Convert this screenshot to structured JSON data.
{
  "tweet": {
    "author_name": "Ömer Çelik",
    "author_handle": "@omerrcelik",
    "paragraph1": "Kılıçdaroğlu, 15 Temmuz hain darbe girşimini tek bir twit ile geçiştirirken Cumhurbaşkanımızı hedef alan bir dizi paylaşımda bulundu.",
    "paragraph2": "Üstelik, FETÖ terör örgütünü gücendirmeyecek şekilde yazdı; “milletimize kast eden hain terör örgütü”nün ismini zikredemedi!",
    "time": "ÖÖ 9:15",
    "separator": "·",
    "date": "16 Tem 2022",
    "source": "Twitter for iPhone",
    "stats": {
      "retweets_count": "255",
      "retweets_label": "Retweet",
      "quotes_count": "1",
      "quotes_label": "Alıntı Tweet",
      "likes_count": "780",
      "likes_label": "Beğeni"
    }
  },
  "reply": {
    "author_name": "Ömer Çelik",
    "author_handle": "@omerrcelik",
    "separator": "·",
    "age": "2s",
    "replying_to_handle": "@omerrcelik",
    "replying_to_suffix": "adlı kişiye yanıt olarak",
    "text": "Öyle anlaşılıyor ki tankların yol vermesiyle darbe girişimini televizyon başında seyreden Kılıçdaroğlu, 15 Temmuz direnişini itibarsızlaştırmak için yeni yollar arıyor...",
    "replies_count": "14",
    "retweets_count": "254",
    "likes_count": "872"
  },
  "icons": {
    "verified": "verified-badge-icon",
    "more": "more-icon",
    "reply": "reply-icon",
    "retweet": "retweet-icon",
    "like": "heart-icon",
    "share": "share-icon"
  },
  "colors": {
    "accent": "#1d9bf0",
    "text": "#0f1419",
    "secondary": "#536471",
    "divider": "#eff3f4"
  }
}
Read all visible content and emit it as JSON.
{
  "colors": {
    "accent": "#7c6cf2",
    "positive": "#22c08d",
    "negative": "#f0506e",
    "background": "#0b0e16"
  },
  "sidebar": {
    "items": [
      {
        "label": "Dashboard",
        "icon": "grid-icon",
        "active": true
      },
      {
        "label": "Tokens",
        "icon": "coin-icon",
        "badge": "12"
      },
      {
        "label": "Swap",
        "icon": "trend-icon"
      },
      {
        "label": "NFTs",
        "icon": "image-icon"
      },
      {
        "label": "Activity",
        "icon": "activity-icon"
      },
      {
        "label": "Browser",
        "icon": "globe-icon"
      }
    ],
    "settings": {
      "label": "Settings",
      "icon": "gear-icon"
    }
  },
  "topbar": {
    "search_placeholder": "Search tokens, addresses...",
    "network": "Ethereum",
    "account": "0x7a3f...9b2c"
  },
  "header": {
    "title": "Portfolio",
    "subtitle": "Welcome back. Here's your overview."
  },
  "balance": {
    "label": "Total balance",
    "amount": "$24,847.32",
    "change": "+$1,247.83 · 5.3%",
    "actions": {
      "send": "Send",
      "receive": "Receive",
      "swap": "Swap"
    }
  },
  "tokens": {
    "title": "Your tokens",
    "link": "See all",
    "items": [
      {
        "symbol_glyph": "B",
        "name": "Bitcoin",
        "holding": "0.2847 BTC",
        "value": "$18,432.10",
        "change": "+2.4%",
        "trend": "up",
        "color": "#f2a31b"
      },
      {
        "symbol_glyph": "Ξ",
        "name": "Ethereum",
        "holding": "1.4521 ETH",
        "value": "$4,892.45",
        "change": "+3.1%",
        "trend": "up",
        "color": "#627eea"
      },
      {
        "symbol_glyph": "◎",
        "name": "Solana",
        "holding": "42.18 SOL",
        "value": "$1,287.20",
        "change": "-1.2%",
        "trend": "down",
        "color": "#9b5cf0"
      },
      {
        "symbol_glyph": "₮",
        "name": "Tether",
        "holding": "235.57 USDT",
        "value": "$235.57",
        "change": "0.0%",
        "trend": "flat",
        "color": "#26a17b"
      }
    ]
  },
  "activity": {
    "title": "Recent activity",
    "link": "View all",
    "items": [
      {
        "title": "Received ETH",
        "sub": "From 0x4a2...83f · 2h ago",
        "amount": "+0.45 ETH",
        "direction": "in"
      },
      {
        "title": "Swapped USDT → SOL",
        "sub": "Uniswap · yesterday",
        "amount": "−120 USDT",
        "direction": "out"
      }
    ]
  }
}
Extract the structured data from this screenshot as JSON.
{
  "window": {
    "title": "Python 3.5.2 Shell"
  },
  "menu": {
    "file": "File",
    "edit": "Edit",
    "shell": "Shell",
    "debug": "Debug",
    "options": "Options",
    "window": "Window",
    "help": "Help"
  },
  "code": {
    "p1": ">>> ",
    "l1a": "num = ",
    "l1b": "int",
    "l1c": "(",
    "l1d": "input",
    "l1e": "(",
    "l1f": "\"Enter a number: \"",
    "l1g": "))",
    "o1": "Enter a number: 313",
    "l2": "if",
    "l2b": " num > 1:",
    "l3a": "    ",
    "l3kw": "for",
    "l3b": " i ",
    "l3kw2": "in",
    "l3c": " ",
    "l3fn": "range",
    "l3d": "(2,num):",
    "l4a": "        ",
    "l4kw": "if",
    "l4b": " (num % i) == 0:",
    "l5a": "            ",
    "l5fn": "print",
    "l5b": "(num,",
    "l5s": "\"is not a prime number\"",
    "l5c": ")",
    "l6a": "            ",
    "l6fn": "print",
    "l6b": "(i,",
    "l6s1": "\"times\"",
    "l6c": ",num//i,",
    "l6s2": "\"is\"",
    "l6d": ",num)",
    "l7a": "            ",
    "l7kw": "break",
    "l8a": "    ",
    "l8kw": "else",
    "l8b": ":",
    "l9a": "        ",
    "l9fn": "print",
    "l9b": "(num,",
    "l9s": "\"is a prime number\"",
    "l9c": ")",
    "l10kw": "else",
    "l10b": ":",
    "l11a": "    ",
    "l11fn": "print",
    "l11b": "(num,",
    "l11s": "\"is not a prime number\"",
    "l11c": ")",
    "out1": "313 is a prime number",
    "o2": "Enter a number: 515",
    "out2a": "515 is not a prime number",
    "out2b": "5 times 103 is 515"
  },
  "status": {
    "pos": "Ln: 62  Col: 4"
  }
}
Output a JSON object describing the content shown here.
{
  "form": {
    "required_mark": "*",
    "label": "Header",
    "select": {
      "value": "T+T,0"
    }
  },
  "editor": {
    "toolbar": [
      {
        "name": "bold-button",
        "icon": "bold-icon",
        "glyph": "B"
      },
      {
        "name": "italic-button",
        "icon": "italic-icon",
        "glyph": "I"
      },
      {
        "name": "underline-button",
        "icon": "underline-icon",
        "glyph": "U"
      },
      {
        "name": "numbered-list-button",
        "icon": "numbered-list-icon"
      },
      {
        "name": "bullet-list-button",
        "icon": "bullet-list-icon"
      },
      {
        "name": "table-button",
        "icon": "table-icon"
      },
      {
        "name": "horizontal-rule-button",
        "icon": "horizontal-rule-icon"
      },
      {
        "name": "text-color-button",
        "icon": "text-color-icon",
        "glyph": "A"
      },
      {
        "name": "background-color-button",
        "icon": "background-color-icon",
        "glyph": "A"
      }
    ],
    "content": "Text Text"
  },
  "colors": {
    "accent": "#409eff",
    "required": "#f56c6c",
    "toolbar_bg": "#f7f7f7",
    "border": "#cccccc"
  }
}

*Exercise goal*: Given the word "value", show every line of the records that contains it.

*Solution for this exercise*:
        "value": "$18,432.10",
        "value": "$4,892.45",
        "value": "$1,287.20",
        "value": "$235.57",
      "value": "T+T,0"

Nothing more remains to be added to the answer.